| TASK PROMPT |
Copy, from the data below, every line that has "beat" in it.

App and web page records
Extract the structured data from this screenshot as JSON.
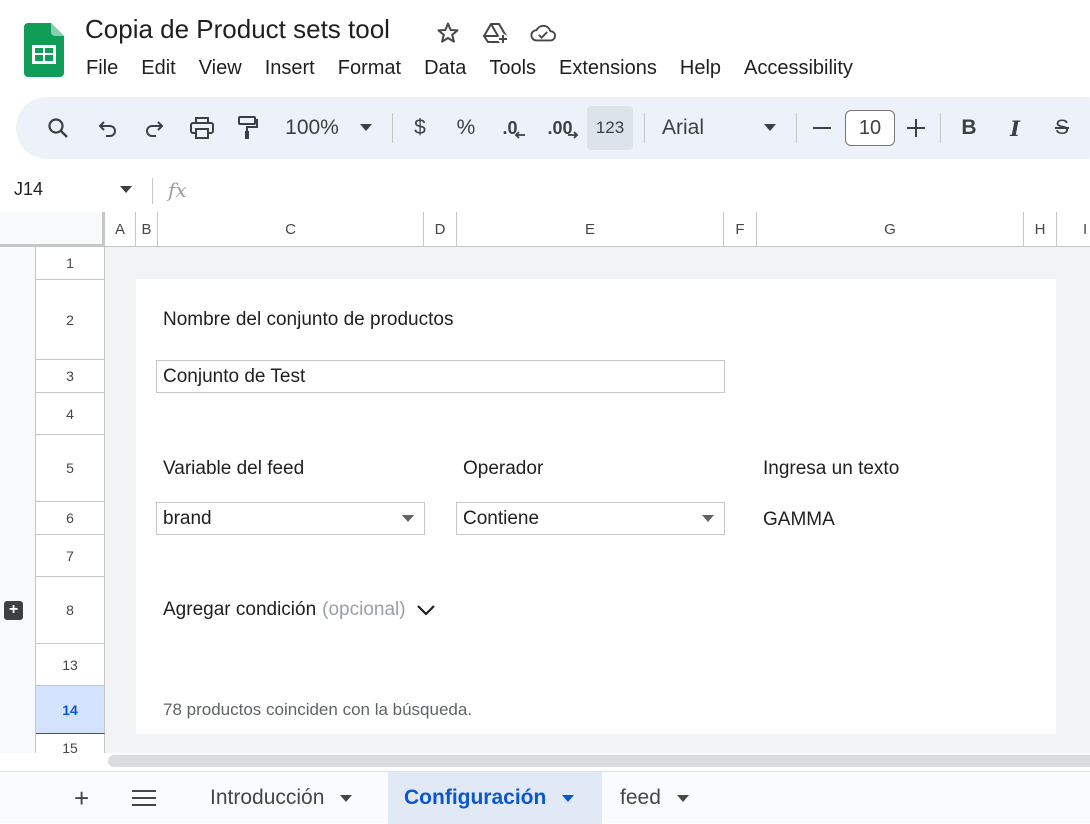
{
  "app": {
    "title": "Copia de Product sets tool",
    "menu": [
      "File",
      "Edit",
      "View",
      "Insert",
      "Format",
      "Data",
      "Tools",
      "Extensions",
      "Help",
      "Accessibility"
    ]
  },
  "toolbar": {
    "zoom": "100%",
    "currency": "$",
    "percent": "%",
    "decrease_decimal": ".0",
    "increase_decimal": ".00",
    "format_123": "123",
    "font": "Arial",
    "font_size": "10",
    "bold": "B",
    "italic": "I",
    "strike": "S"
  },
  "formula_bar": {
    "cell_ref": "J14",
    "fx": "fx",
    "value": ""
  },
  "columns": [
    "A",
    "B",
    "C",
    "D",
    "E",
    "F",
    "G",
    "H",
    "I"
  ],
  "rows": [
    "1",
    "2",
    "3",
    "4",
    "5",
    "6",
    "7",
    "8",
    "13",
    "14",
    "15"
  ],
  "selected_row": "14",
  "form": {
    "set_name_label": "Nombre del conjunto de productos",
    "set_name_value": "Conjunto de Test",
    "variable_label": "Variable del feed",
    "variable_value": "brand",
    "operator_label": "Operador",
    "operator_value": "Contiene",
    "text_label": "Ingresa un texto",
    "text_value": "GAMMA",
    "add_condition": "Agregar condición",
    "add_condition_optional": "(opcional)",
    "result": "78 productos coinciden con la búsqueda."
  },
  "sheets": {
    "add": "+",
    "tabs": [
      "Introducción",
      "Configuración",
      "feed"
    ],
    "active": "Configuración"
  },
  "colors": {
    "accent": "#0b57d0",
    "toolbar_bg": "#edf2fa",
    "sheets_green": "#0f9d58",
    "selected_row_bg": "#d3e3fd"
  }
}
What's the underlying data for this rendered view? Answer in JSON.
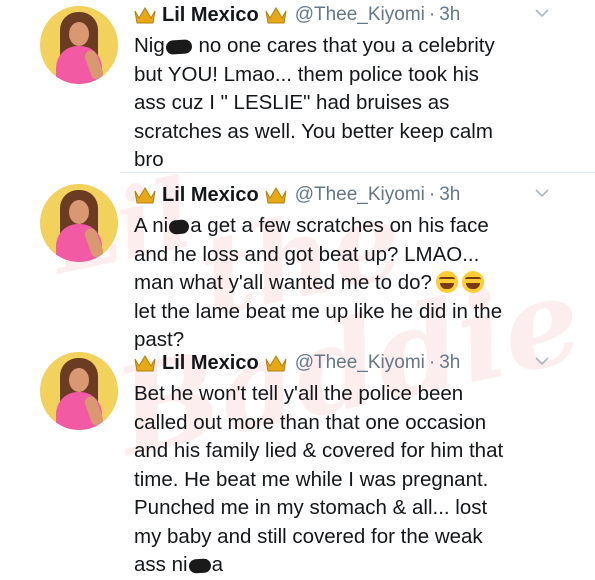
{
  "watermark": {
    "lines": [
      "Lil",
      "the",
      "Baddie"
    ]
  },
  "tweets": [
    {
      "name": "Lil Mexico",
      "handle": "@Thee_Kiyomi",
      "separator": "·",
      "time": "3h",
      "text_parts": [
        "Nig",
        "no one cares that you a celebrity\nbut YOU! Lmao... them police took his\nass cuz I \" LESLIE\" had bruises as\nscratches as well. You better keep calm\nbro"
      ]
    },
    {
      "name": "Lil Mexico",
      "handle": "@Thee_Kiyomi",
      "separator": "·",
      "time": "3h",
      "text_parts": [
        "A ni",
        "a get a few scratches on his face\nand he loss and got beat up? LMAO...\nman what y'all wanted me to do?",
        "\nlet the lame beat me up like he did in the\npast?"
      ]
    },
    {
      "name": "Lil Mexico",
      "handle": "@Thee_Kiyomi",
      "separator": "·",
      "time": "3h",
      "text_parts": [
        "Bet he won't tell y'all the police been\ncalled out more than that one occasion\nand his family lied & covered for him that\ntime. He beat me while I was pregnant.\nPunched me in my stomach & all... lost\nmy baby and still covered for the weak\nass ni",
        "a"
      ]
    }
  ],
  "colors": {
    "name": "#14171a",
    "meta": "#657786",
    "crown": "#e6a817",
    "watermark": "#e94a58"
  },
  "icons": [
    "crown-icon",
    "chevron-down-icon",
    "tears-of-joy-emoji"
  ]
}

| ANSWER AREA |
        "a get a few scratches on his face\nand he loss and got beat up? LMAO...\nman what y'all wanted me to do?",
        "\nlet the lame beat me up like he did in the\npast?"
        "Bet he won't tell y'all the police been\ncalled out more than that one occasion\nand his family lied & covered for him that\ntime. He beat me while I was pregnant.\nPunched me in my stomach & all... lost\nmy baby and still covered for the weak\nass ni",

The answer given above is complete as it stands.